Photo by Al & Penny Moses
Traditions of Biblical Cantillation, Vol 1 is an audio cassette of
selections from the Bible (Tanakh, in Hebrew), chanted, in Hebrew, by Helen Chuckrow.
It contains the following:
The cassette is $12, which includes tax and postage.
To obtain the cassette, send a check or money order, payable to Mafseek
PO Box 178
Briarcliff Manor, NY 10510
Special Note: If both Volume 1 and Volume 2 are ordered the total price is $36.
The Bible has been chanted by the Jewish people for thousands of years. Since the dispersion of the Jews throughout the world, different traditions of biblical cantillation have emerged, influenced by music of the surrounding cultures. The tradition of the Eastern European Jews (the Ashkenazi tradition) is the one used here, except for the reading from 2 Kings, which is done to the Spanish Sephardic tradition.
- Genesis 21:1-21 is read on the first day of Rosh Hashannah, using a festive High Holiday chant. It is the story of Isaac's birth and the wrenching tale of Hagar's banishment to the desert.
- Ecclesiastes 3. Kohelet (the Hebrew name for this book) is read on the Sabbath during the holiday of Succot, using the same chant used for Ruth and Song of Songs. "There is a time for everything," and "All is vanity" are the themes of Kohelet.
- 2 Kings 4:1-23 is the beautiful story of how Elisha brings a young boy back from death. It is chanted, here, to the Spanish Sephardic tune used when reading from the prophets. [I do not actually get to the part where Elisha brings the boy back from death because the Sephardim traditionally end this selection before that point in the story. Since I chant it to the Sephardic tradition, I stop at the point where the Shunammite woman is about to go and get Elisha to right the sad situation of her son's untimely death, which is the traditional Sephardic stopping point when this selection from Prophets is read in synagogue]
- Genesis 43:1-15 tells how Joseph's brothers persuade their father, Israel, to let them return to Egypt in order to buy food from "that man" who, it turns out, is Joseph! It is chanted to the Torah melody.
- Exodus 15:1-19 is the triumphal account of the crossing of the Red Sea. It is chanted to a special, triumphal tune.
- Esther 3. The scroll of Esther is chanted on Purim, to the Esther chant. Chapter three introduces the villainous Haman.

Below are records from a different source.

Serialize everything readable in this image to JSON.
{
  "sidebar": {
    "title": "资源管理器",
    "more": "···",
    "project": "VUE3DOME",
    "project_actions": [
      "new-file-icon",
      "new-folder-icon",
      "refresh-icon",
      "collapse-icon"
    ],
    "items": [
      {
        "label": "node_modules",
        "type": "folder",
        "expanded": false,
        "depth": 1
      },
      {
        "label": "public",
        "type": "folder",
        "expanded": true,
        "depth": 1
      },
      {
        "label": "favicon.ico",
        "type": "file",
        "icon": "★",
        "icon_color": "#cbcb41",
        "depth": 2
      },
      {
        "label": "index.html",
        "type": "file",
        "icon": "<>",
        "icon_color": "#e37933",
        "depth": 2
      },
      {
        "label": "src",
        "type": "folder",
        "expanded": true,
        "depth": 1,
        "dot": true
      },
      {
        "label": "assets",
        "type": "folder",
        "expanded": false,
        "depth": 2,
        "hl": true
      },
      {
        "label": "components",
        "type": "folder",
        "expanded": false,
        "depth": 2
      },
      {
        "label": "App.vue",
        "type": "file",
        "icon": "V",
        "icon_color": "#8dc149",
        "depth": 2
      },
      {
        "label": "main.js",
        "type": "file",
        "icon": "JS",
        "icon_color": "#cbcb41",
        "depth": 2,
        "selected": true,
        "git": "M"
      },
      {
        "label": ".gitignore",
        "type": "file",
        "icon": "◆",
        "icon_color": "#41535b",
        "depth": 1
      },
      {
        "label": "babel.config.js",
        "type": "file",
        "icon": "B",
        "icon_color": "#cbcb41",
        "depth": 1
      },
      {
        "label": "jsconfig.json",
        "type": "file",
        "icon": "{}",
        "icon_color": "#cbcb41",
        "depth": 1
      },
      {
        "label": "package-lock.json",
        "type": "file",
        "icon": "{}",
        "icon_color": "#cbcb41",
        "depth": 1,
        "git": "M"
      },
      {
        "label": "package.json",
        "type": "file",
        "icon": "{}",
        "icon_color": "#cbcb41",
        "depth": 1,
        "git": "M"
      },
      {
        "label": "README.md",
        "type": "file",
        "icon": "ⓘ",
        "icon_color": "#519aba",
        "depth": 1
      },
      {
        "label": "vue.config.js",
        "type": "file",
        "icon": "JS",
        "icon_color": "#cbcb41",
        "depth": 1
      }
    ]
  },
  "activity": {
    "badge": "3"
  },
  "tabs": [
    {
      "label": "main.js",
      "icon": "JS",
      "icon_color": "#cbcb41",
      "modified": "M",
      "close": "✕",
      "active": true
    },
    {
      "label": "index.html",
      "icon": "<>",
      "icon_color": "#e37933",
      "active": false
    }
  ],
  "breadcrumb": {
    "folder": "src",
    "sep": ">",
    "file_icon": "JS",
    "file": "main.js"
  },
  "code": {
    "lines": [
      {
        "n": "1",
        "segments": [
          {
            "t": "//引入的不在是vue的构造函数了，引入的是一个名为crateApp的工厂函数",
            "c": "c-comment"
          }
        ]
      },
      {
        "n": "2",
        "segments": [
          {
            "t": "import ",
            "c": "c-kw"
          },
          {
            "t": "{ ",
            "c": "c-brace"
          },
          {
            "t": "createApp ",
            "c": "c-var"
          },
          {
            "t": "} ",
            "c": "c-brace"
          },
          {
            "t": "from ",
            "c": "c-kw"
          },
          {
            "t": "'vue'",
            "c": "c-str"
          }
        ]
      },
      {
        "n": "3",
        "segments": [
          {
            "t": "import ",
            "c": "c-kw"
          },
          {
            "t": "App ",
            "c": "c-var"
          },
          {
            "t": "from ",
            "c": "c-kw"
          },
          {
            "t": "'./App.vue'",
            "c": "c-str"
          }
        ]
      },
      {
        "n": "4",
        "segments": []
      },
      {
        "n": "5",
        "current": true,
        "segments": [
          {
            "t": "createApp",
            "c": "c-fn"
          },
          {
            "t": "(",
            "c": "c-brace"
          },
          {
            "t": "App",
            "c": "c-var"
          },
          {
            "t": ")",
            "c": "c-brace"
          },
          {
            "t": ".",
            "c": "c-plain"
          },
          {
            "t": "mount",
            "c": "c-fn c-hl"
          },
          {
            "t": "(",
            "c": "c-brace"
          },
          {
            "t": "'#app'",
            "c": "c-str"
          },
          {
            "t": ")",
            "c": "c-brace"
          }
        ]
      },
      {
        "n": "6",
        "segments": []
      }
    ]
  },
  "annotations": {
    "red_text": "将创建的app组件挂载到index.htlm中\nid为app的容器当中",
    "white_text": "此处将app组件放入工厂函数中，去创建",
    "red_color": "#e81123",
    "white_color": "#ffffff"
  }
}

- Song of Songs 5. This book of the Bible is heard in synagogue during Passover, the springtime holiday. It is a love song.
- Ruth 4. We read Ruth during Shavuot, a harvest holiday. Here, in chapter 4, Boaz claims Ruth as his own, and she, a Moabite who embraces Judaism, is then a link to King David, from whom, according to Jewish tradition, the Messiah will come; may he come speedily!

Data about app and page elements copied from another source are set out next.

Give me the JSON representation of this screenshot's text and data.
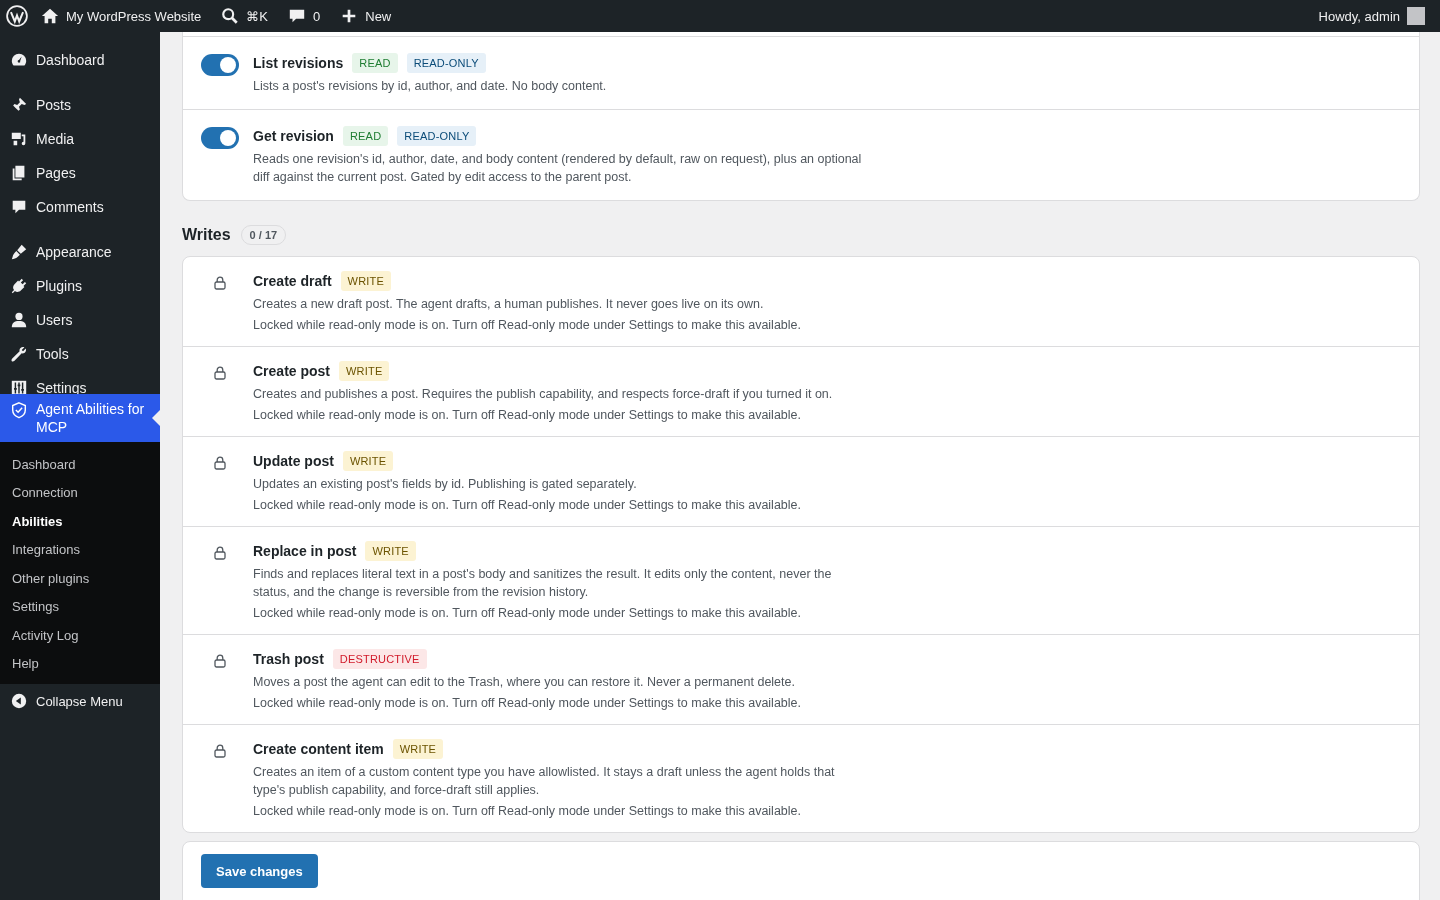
{
  "admin_bar": {
    "site_name": "My WordPress Website",
    "search_shortcut": "⌘K",
    "comments_count": "0",
    "new_label": "New",
    "greeting": "Howdy, admin"
  },
  "sidebar": {
    "menu_groups": [
      [
        {
          "label": "Dashboard",
          "selected": false
        }
      ],
      [
        {
          "label": "Posts",
          "selected": false
        },
        {
          "label": "Media",
          "selected": false
        },
        {
          "label": "Pages",
          "selected": false
        },
        {
          "label": "Comments",
          "selected": false
        }
      ],
      [
        {
          "label": "Appearance",
          "selected": false
        },
        {
          "label": "Plugins",
          "selected": false
        },
        {
          "label": "Users",
          "selected": false
        },
        {
          "label": "Tools",
          "selected": false
        },
        {
          "label": "Settings",
          "selected": false
        },
        {
          "label": "Agent Abilities for MCP",
          "selected": true
        }
      ]
    ],
    "submenu": [
      {
        "label": "Dashboard",
        "selected": false
      },
      {
        "label": "Connection",
        "selected": false
      },
      {
        "label": "Abilities",
        "selected": true
      },
      {
        "label": "Integrations",
        "selected": false
      },
      {
        "label": "Other plugins",
        "selected": false
      },
      {
        "label": "Settings",
        "selected": false
      },
      {
        "label": "Activity Log",
        "selected": false
      },
      {
        "label": "Help",
        "selected": false
      }
    ],
    "collapse_label": "Collapse Menu"
  },
  "read_abilities": [
    {
      "title": "List revisions",
      "tags": [
        {
          "label": "READ",
          "kind": "read"
        },
        {
          "label": "READ-ONLY",
          "kind": "readonly"
        }
      ],
      "description": "Lists a post's revisions by id, author, and date. No body content.",
      "locked": false,
      "enabled": true
    },
    {
      "title": "Get revision",
      "tags": [
        {
          "label": "READ",
          "kind": "read"
        },
        {
          "label": "READ-ONLY",
          "kind": "readonly"
        }
      ],
      "description": "Reads one revision's id, author, date, and body content (rendered by default, raw on request), plus an optional diff against the current post. Gated by edit access to the parent post.",
      "locked": false,
      "enabled": true
    }
  ],
  "writes": {
    "title": "Writes",
    "count": "0 / 17",
    "abilities": [
      {
        "title": "Create draft",
        "tags": [
          {
            "label": "WRITE",
            "kind": "write"
          }
        ],
        "description": "Creates a new draft post. The agent drafts, a human publishes. It never goes live on its own.",
        "locked": true,
        "lock_note": "Locked while read-only mode is on. Turn off Read-only mode under Settings to make this available."
      },
      {
        "title": "Create post",
        "tags": [
          {
            "label": "WRITE",
            "kind": "write"
          }
        ],
        "description": "Creates and publishes a post. Requires the publish capability, and respects force-draft if you turned it on.",
        "locked": true,
        "lock_note": "Locked while read-only mode is on. Turn off Read-only mode under Settings to make this available."
      },
      {
        "title": "Update post",
        "tags": [
          {
            "label": "WRITE",
            "kind": "write"
          }
        ],
        "description": "Updates an existing post's fields by id. Publishing is gated separately.",
        "locked": true,
        "lock_note": "Locked while read-only mode is on. Turn off Read-only mode under Settings to make this available."
      },
      {
        "title": "Replace in post",
        "tags": [
          {
            "label": "WRITE",
            "kind": "write"
          }
        ],
        "description": "Finds and replaces literal text in a post's body and sanitizes the result. It edits only the content, never the status, and the change is reversible from the revision history.",
        "locked": true,
        "lock_note": "Locked while read-only mode is on. Turn off Read-only mode under Settings to make this available."
      },
      {
        "title": "Trash post",
        "tags": [
          {
            "label": "DESTRUCTIVE",
            "kind": "destructive"
          }
        ],
        "description": "Moves a post the agent can edit to the Trash, where you can restore it. Never a permanent delete.",
        "locked": true,
        "lock_note": "Locked while read-only mode is on. Turn off Read-only mode under Settings to make this available."
      },
      {
        "title": "Create content item",
        "tags": [
          {
            "label": "WRITE",
            "kind": "write"
          }
        ],
        "description": "Creates an item of a custom content type you have allowlisted. It stays a draft unless the agent holds that type's publish capability, and force-draft still applies.",
        "locked": true,
        "lock_note": "Locked while read-only mode is on. Turn off Read-only mode under Settings to make this available."
      }
    ]
  },
  "save_button": "Save changes"
}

- Isaiah 1:1-27 is read just before the sad holiday of Tisha B'Av, which commemorates the destruction of the Temple. It is done to the "weeping" chant of Tisha B'Av, except for the first and last verses, and the more upbeat verses, 18 and 19, which are chanted to the regular tune used to read the prophets.
Production engineer: Scott Cohen

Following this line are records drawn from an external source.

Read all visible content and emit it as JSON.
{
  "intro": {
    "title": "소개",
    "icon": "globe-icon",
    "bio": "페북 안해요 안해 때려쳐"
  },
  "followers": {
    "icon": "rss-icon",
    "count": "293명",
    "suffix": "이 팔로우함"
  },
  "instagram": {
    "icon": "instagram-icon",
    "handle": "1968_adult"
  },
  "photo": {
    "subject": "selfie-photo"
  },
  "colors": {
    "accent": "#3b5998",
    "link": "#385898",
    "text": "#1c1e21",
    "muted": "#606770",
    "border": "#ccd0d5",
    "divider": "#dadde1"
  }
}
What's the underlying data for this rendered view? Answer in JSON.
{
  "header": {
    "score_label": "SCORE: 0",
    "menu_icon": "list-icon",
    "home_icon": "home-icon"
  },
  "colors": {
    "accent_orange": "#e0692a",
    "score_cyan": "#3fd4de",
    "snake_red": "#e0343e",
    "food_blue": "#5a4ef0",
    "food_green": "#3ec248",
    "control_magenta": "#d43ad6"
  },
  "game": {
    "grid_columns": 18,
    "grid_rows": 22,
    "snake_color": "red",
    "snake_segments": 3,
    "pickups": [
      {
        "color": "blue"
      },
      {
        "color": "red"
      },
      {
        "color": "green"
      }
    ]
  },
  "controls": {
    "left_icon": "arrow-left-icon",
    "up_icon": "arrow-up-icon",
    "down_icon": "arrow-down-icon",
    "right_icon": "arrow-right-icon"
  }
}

Special thanks to Rabbi Steven Kane and Cantor Jeffrey Shiovitz, Rahel Musleah, Ruth Seldin, Dvora Yanow, Moshe Denburg, and friends and family for encouragement, and to Raphaela, who envisioned it.
Main Page | Volume Two | About Helen Chuckrow